◆ TASK DIRECTIONS:
Write out the data below in full, please. Keep every character as given.

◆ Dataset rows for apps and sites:
○ ○ ○ ○

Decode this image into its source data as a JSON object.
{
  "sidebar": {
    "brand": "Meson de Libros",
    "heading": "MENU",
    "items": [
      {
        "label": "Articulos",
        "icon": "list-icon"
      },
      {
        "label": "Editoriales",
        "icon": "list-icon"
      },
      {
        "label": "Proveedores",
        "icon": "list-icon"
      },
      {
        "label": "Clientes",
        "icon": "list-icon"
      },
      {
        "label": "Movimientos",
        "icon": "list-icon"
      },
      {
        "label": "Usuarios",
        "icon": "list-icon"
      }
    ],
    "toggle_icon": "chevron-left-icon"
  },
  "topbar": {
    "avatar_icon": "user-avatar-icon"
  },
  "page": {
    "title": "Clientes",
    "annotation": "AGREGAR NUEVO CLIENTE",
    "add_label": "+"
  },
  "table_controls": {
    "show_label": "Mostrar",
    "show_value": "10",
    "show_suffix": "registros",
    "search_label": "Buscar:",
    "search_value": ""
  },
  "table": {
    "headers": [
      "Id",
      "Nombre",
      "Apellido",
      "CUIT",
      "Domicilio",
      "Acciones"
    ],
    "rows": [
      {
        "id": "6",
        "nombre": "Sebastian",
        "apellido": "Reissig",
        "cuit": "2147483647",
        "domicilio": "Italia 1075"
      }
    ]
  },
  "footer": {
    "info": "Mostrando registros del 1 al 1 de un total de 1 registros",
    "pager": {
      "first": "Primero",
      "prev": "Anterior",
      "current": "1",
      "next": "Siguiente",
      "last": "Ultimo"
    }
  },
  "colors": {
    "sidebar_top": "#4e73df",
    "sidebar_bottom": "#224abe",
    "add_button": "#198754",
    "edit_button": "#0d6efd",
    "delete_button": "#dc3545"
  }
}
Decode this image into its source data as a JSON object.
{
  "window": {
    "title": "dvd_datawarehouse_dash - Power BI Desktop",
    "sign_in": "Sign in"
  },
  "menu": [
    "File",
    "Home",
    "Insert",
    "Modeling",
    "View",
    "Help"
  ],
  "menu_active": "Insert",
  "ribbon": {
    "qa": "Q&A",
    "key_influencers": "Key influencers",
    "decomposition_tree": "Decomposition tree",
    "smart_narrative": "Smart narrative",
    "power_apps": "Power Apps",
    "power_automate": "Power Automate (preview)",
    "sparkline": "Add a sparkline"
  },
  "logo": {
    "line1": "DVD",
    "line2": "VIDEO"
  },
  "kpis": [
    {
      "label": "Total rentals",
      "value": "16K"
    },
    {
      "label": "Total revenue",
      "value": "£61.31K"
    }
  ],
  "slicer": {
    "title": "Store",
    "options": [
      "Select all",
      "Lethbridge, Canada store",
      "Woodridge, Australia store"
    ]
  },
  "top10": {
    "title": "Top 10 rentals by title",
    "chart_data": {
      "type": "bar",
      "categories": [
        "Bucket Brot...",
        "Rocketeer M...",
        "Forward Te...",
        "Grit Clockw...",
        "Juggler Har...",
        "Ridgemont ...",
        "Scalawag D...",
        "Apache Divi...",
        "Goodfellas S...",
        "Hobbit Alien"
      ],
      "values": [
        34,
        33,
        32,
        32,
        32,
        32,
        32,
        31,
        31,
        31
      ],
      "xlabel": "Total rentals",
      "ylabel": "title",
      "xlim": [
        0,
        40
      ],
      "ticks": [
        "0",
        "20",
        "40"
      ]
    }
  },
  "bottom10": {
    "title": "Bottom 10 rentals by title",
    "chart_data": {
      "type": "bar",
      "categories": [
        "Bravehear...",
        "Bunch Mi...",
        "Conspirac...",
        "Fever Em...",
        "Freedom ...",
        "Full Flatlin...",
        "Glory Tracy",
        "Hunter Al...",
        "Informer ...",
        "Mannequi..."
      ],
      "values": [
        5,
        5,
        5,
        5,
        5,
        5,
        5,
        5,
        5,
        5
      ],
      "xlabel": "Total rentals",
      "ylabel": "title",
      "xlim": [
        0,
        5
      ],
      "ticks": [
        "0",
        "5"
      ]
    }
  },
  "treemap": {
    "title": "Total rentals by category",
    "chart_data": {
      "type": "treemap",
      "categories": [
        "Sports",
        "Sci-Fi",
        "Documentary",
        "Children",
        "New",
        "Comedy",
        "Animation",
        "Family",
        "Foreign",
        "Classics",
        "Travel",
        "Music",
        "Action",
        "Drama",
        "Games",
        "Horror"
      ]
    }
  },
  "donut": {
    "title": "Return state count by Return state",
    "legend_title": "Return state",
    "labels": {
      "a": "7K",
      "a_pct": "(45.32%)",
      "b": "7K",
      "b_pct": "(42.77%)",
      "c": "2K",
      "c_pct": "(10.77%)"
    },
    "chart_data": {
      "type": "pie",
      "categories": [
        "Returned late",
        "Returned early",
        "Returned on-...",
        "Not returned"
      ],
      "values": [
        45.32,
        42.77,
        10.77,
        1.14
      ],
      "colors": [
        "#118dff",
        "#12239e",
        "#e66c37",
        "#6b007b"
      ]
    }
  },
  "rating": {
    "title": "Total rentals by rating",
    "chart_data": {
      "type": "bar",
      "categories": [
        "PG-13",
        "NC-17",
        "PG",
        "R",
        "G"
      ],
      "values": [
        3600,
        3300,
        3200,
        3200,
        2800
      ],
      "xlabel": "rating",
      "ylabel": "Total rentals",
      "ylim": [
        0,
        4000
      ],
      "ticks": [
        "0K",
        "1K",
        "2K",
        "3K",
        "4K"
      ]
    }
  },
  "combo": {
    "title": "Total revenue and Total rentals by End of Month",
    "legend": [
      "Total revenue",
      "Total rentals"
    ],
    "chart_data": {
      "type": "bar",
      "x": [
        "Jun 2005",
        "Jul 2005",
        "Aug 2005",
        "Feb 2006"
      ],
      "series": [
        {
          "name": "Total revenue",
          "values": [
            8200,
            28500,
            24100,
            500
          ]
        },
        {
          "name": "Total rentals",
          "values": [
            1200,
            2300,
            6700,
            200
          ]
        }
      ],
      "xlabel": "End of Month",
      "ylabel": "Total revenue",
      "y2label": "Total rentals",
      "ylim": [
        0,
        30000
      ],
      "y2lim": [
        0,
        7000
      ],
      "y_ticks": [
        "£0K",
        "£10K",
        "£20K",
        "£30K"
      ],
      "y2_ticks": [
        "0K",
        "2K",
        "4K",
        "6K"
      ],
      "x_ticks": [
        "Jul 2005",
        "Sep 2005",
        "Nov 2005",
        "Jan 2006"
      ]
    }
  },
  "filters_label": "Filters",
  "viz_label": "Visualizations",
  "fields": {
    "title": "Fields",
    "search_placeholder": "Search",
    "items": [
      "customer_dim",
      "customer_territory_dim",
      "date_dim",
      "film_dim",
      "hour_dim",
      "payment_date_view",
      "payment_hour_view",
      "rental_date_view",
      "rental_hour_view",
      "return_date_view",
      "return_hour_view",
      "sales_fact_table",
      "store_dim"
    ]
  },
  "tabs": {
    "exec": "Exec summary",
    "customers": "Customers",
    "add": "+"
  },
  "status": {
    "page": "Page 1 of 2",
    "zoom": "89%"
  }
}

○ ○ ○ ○

◆ WORKED SOLUTION:
Decode this image into its source data as a JSON object.
{
  "sidebar": {
    "brand": "Meson de Libros",
    "heading": "MENU",
    "items": [
      {
        "label": "Articulos",
        "icon": "list-icon"
      },
      {
        "label": "Editoriales",
        "icon": "list-icon"
      },
      {
        "label": "Proveedores",
        "icon": "list-icon"
      },
      {
        "label": "Clientes",
        "icon": "list-icon"
      },
      {
        "label": "Movimientos",
        "icon": "list-icon"
      },
      {
        "label": "Usuarios",
        "icon": "list-icon"
      }
    ],
    "toggle_icon": "chevron-left-icon"
  },
  "topbar": {
    "avatar_icon": "user-avatar-icon"
  },
  "page": {
    "title": "Clientes",
    "annotation": "AGREGAR NUEVO CLIENTE",
    "add_label": "+"
  },
  "table_controls": {
    "show_label": "Mostrar",
    "show_value": "10",
    "show_suffix": "registros",
    "search_label": "Buscar:",
    "search_value": ""
  },
  "table": {
    "headers": [
      "Id",
      "Nombre",
      "Apellido",
      "CUIT",
      "Domicilio",
      "Acciones"
    ],
    "rows": [
      {
        "id": "6",
        "nombre": "Sebastian",
        "apellido": "Reissig",
        "cuit": "2147483647",
        "domicilio": "Italia 1075"
      }
    ]
  },
  "footer": {
    "info": "Mostrando registros del 1 al 1 de un total de 1 registros",
    "pager": {
      "first": "Primero",
      "prev": "Anterior",
      "current": "1",
      "next": "Siguiente",
      "last": "Ultimo"
    }
  },
  "colors": {
    "sidebar_top": "#4e73df",
    "sidebar_bottom": "#224abe",
    "add_button": "#198754",
    "edit_button": "#0d6efd",
    "delete_button": "#dc3545"
  }
}
Decode this image into its source data as a JSON object.
{
  "window": {
    "title": "dvd_datawarehouse_dash - Power BI Desktop",
    "sign_in": "Sign in"
  },
  "menu": [
    "File",
    "Home",
    "Insert",
    "Modeling",
    "View",
    "Help"
  ],
  "menu_active": "Insert",
  "ribbon": {
    "qa": "Q&A",
    "key_influencers": "Key influencers",
    "decomposition_tree": "Decomposition tree",
    "smart_narrative": "Smart narrative",
    "power_apps": "Power Apps",
    "power_automate": "Power Automate (preview)",
    "sparkline": "Add a sparkline"
  },
  "logo": {
    "line1": "DVD",
    "line2": "VIDEO"
  },
  "kpis": [
    {
      "label": "Total rentals",
      "value": "16K"
    },
    {
      "label": "Total revenue",
      "value": "£61.31K"
    }
  ],
  "slicer": {
    "title": "Store",
    "options": [
      "Select all",
      "Lethbridge, Canada store",
      "Woodridge, Australia store"
    ]
  },
  "top10": {
    "title": "Top 10 rentals by title",
    "chart_data": {
      "type": "bar",
      "categories": [
        "Bucket Brot...",
        "Rocketeer M...",
        "Forward Te...",
        "Grit Clockw...",
        "Juggler Har...",
        "Ridgemont ...",
        "Scalawag D...",
        "Apache Divi...",
        "Goodfellas S...",
        "Hobbit Alien"
      ],
      "values": [
        34,
        33,
        32,
        32,
        32,
        32,
        32,
        31,
        31,
        31
      ],
      "xlabel": "Total rentals",
      "ylabel": "title",
      "xlim": [
        0,
        40
      ],
      "ticks": [
        "0",
        "20",
        "40"
      ]
    }
  },
  "bottom10": {
    "title": "Bottom 10 rentals by title",
    "chart_data": {
      "type": "bar",
      "categories": [
        "Bravehear...",
        "Bunch Mi...",
        "Conspirac...",
        "Fever Em...",
        "Freedom ...",
        "Full Flatlin...",
        "Glory Tracy",
        "Hunter Al...",
        "Informer ...",
        "Mannequi..."
      ],
      "values": [
        5,
        5,
        5,
        5,
        5,
        5,
        5,
        5,
        5,
        5
      ],
      "xlabel": "Total rentals",
      "ylabel": "title",
      "xlim": [
        0,
        5
      ],
      "ticks": [
        "0",
        "5"
      ]
    }
  },
  "treemap": {
    "title": "Total rentals by category",
    "chart_data": {
      "type": "treemap",
      "categories": [
        "Sports",
        "Sci-Fi",
        "Documentary",
        "Children",
        "New",
        "Comedy",
        "Animation",
        "Family",
        "Foreign",
        "Classics",
        "Travel",
        "Music",
        "Action",
        "Drama",
        "Games",
        "Horror"
      ]
    }
  },
  "donut": {
    "title": "Return state count by Return state",
    "legend_title": "Return state",
    "labels": {
      "a": "7K",
      "a_pct": "(45.32%)",
      "b": "7K",
      "b_pct": "(42.77%)",
      "c": "2K",
      "c_pct": "(10.77%)"
    },
    "chart_data": {
      "type": "pie",
      "categories": [
        "Returned late",
        "Returned early",
        "Returned on-...",
        "Not returned"
      ],
      "values": [
        45.32,
        42.77,
        10.77,
        1.14
      ],
      "colors": [
        "#118dff",
        "#12239e",
        "#e66c37",
        "#6b007b"
      ]
    }
  },
  "rating": {
    "title": "Total rentals by rating",
    "chart_data": {
      "type": "bar",
      "categories": [
        "PG-13",
        "NC-17",
        "PG",
        "R",
        "G"
      ],
      "values": [
        3600,
        3300,
        3200,
        3200,
        2800
      ],
      "xlabel": "rating",
      "ylabel": "Total rentals",
      "ylim": [
        0,
        4000
      ],
      "ticks": [
        "0K",
        "1K",
        "2K",
        "3K",
        "4K"
      ]
    }
  },
  "combo": {
    "title": "Total revenue and Total rentals by End of Month",
    "legend": [
      "Total revenue",
      "Total rentals"
    ],
    "chart_data": {
      "type": "bar",
      "x": [
        "Jun 2005",
        "Jul 2005",
        "Aug 2005",
        "Feb 2006"
      ],
      "series": [
        {
          "name": "Total revenue",
          "values": [
            8200,
            28500,
            24100,
            500
          ]
        },
        {
          "name": "Total rentals",
          "values": [
            1200,
            2300,
            6700,
            200
          ]
        }
      ],
      "xlabel": "End of Month",
      "ylabel": "Total revenue",
      "y2label": "Total rentals",
      "ylim": [
        0,
        30000
      ],
      "y2lim": [
        0,
        7000
      ],
      "y_ticks": [
        "£0K",
        "£10K",
        "£20K",
        "£30K"
      ],
      "y2_ticks": [
        "0K",
        "2K",
        "4K",
        "6K"
      ],
      "x_ticks": [
        "Jul 2005",
        "Sep 2005",
        "Nov 2005",
        "Jan 2006"
      ]
    }
  },
  "filters_label": "Filters",
  "viz_label": "Visualizations",
  "fields": {
    "title": "Fields",
    "search_placeholder": "Search",
    "items": [
      "customer_dim",
      "customer_territory_dim",
      "date_dim",
      "film_dim",
      "hour_dim",
      "payment_date_view",
      "payment_hour_view",
      "rental_date_view",
      "rental_hour_view",
      "return_date_view",
      "return_hour_view",
      "sales_fact_table",
      "store_dim"
    ]
  },
  "tabs": {
    "exec": "Exec summary",
    "customers": "Customers",
    "add": "+"
  },
  "status": {
    "page": "Page 1 of 2",
    "zoom": "89%"
  }
}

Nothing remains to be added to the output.